**Exercise requirements**
Nothing in the records may be left out or reworded; return them exactly.

++++++

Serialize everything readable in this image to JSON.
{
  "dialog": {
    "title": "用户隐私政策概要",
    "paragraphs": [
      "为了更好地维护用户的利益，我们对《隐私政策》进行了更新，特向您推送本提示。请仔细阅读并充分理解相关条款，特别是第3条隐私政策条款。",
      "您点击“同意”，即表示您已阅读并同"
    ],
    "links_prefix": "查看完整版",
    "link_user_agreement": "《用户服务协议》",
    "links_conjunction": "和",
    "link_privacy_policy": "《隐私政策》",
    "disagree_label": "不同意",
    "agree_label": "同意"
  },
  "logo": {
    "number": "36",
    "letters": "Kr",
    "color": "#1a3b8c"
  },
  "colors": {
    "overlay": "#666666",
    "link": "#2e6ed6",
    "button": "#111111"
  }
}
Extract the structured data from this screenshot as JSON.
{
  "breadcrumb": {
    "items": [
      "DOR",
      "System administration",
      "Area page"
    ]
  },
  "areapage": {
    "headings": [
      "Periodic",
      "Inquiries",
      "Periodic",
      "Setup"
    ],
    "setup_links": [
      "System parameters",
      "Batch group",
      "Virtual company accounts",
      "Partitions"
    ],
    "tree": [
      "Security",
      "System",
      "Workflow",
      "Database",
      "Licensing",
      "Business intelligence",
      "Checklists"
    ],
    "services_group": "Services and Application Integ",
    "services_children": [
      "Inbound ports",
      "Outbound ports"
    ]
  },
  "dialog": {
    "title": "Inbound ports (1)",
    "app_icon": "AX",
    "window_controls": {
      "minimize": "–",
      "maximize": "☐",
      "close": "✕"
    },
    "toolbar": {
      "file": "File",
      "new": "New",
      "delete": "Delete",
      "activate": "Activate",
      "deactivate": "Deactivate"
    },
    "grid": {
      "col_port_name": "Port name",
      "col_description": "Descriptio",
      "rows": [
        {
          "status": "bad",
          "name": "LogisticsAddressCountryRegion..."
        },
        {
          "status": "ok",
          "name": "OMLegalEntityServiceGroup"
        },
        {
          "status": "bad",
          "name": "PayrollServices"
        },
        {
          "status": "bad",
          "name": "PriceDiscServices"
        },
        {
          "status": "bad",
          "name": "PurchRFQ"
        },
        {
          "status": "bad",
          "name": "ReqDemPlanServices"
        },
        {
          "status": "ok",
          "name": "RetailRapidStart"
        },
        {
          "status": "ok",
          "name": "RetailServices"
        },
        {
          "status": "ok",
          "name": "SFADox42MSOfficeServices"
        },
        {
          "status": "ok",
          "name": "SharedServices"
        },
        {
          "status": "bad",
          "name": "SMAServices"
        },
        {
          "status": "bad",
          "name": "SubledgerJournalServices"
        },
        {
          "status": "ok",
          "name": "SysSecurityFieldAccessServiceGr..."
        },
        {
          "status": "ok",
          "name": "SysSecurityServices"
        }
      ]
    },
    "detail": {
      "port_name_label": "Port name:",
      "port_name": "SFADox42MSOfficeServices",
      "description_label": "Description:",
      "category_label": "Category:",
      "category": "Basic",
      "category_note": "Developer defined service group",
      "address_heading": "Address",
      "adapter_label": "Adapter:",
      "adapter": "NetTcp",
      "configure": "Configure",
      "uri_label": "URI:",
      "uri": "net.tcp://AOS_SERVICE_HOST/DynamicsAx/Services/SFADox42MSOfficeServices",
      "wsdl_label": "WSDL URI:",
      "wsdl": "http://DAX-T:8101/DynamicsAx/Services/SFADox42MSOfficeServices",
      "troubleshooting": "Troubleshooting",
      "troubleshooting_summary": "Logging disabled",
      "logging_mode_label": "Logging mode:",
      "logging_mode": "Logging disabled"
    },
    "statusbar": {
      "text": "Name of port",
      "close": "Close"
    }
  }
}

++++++

**Answer space**
Serialize everything readable in this image to JSON.
{
  "dialog": {
    "title": "用户隐私政策概要",
    "paragraphs": [
      "为了更好地维护用户的利益，我们对《隐私政策》进行了更新，特向您推送本提示。请仔细阅读并充分理解相关条款，特别是第3条隐私政策条款。",
      "您点击“同意”，即表示您已阅读并同"
    ],
    "links_prefix": "查看完整版",
    "link_user_agreement": "《用户服务协议》",
    "links_conjunction": "和",
    "link_privacy_policy": "《隐私政策》",
    "disagree_label": "不同意",
    "agree_label": "同意"
  },
  "logo": {
    "number": "36",
    "letters": "Kr",
    "color": "#1a3b8c"
  },
  "colors": {
    "overlay": "#666666",
    "link": "#2e6ed6",
    "button": "#111111"
  }
}
Extract the structured data from this screenshot as JSON.
{
  "breadcrumb": {
    "items": [
      "DOR",
      "System administration",
      "Area page"
    ]
  },
  "areapage": {
    "headings": [
      "Periodic",
      "Inquiries",
      "Periodic",
      "Setup"
    ],
    "setup_links": [
      "System parameters",
      "Batch group",
      "Virtual company accounts",
      "Partitions"
    ],
    "tree": [
      "Security",
      "System",
      "Workflow",
      "Database",
      "Licensing",
      "Business intelligence",
      "Checklists"
    ],
    "services_group": "Services and Application Integ",
    "services_children": [
      "Inbound ports",
      "Outbound ports"
    ]
  },
  "dialog": {
    "title": "Inbound ports (1)",
    "app_icon": "AX",
    "window_controls": {
      "minimize": "–",
      "maximize": "☐",
      "close": "✕"
    },
    "toolbar": {
      "file": "File",
      "new": "New",
      "delete": "Delete",
      "activate": "Activate",
      "deactivate": "Deactivate"
    },
    "grid": {
      "col_port_name": "Port name",
      "col_description": "Descriptio",
      "rows": [
        {
          "status": "bad",
          "name": "LogisticsAddressCountryRegion..."
        },
        {
          "status": "ok",
          "name": "OMLegalEntityServiceGroup"
        },
        {
          "status": "bad",
          "name": "PayrollServices"
        },
        {
          "status": "bad",
          "name": "PriceDiscServices"
        },
        {
          "status": "bad",
          "name": "PurchRFQ"
        },
        {
          "status": "bad",
          "name": "ReqDemPlanServices"
        },
        {
          "status": "ok",
          "name": "RetailRapidStart"
        },
        {
          "status": "ok",
          "name": "RetailServices"
        },
        {
          "status": "ok",
          "name": "SFADox42MSOfficeServices"
        },
        {
          "status": "ok",
          "name": "SharedServices"
        },
        {
          "status": "bad",
          "name": "SMAServices"
        },
        {
          "status": "bad",
          "name": "SubledgerJournalServices"
        },
        {
          "status": "ok",
          "name": "SysSecurityFieldAccessServiceGr..."
        },
        {
          "status": "ok",
          "name": "SysSecurityServices"
        }
      ]
    },
    "detail": {
      "port_name_label": "Port name:",
      "port_name": "SFADox42MSOfficeServices",
      "description_label": "Description:",
      "category_label": "Category:",
      "category": "Basic",
      "category_note": "Developer defined service group",
      "address_heading": "Address",
      "adapter_label": "Adapter:",
      "adapter": "NetTcp",
      "configure": "Configure",
      "uri_label": "URI:",
      "uri": "net.tcp://AOS_SERVICE_HOST/DynamicsAx/Services/SFADox42MSOfficeServices",
      "wsdl_label": "WSDL URI:",
      "wsdl": "http://DAX-T:8101/DynamicsAx/Services/SFADox42MSOfficeServices",
      "troubleshooting": "Troubleshooting",
      "troubleshooting_summary": "Logging disabled",
      "logging_mode_label": "Logging mode:",
      "logging_mode": "Logging disabled"
    },
    "statusbar": {
      "text": "Name of port",
      "close": "Close"
    }
  }
}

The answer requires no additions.